▸ **Work instruction**
Tally every line in the listing that holds the string "into", then state the total and nothing more.

+++ Material shown +++

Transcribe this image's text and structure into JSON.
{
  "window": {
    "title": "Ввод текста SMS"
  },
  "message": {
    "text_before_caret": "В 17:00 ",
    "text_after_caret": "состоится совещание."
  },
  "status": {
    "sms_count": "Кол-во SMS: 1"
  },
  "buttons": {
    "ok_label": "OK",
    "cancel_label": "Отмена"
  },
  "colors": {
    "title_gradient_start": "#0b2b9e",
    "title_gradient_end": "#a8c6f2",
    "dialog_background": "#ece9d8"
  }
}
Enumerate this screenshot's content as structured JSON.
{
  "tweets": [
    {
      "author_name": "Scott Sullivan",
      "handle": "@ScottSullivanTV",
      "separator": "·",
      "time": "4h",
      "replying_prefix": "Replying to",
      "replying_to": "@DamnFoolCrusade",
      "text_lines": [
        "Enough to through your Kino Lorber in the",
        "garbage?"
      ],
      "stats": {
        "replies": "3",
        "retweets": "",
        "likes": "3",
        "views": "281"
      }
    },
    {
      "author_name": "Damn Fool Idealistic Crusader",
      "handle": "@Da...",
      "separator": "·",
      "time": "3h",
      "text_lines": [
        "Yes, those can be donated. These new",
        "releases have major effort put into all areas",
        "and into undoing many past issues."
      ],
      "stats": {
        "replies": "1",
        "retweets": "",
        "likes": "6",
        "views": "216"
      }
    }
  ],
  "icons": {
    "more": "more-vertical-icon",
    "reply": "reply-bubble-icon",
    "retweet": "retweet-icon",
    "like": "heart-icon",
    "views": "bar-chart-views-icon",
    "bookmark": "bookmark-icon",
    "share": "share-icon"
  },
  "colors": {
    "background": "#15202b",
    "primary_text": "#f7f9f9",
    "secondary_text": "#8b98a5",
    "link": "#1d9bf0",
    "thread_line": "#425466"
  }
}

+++

▸ **Final answer**
3